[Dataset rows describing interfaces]
==*==

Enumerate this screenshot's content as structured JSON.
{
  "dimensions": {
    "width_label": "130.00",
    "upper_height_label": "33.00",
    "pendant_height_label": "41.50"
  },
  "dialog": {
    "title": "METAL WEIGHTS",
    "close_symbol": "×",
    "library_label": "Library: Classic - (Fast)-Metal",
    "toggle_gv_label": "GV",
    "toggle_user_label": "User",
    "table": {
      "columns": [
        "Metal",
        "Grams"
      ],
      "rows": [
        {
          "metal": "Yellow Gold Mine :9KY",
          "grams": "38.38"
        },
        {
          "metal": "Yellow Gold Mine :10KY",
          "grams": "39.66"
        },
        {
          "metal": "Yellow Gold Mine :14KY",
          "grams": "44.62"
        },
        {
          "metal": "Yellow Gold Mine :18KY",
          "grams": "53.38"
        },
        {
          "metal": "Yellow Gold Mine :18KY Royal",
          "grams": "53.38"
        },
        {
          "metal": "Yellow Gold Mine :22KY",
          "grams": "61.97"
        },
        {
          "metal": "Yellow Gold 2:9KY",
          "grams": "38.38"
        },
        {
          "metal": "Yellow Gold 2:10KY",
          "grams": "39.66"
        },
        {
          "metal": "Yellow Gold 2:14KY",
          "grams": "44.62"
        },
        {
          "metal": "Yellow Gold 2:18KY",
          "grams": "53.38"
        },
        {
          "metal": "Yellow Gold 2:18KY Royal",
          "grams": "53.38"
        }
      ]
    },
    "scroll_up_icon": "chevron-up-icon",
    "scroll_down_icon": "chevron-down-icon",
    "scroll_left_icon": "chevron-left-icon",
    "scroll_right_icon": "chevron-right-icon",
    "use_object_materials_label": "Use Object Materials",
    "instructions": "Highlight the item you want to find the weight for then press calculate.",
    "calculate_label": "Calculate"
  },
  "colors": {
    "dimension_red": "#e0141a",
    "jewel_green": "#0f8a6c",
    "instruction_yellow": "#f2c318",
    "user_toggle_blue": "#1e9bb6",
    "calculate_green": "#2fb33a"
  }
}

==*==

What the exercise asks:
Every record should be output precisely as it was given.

Solved exercise:
Enumerate this screenshot's content as structured JSON.
{
  "dimensions": {
    "width_label": "130.00",
    "upper_height_label": "33.00",
    "pendant_height_label": "41.50"
  },
  "dialog": {
    "title": "METAL WEIGHTS",
    "close_symbol": "×",
    "library_label": "Library: Classic - (Fast)-Metal",
    "toggle_gv_label": "GV",
    "toggle_user_label": "User",
    "table": {
      "columns": [
        "Metal",
        "Grams"
      ],
      "rows": [
        {
          "metal": "Yellow Gold Mine :9KY",
          "grams": "38.38"
        },
        {
          "metal": "Yellow Gold Mine :10KY",
          "grams": "39.66"
        },
        {
          "metal": "Yellow Gold Mine :14KY",
          "grams": "44.62"
        },
        {
          "metal": "Yellow Gold Mine :18KY",
          "grams": "53.38"
        },
        {
          "metal": "Yellow Gold Mine :18KY Royal",
          "grams": "53.38"
        },
        {
          "metal": "Yellow Gold Mine :22KY",
          "grams": "61.97"
        },
        {
          "metal": "Yellow Gold 2:9KY",
          "grams": "38.38"
        },
        {
          "metal": "Yellow Gold 2:10KY",
          "grams": "39.66"
        },
        {
          "metal": "Yellow Gold 2:14KY",
          "grams": "44.62"
        },
        {
          "metal": "Yellow Gold 2:18KY",
          "grams": "53.38"
        },
        {
          "metal": "Yellow Gold 2:18KY Royal",
          "grams": "53.38"
        }
      ]
    },
    "scroll_up_icon": "chevron-up-icon",
    "scroll_down_icon": "chevron-down-icon",
    "scroll_left_icon": "chevron-left-icon",
    "scroll_right_icon": "chevron-right-icon",
    "use_object_materials_label": "Use Object Materials",
    "instructions": "Highlight the item you want to find the weight for then press calculate.",
    "calculate_label": "Calculate"
  },
  "colors": {
    "dimension_red": "#e0141a",
    "jewel_green": "#0f8a6c",
    "instruction_yellow": "#f2c318",
    "user_toggle_blue": "#1e9bb6",
    "calculate_green": "#2fb33a"
  }
}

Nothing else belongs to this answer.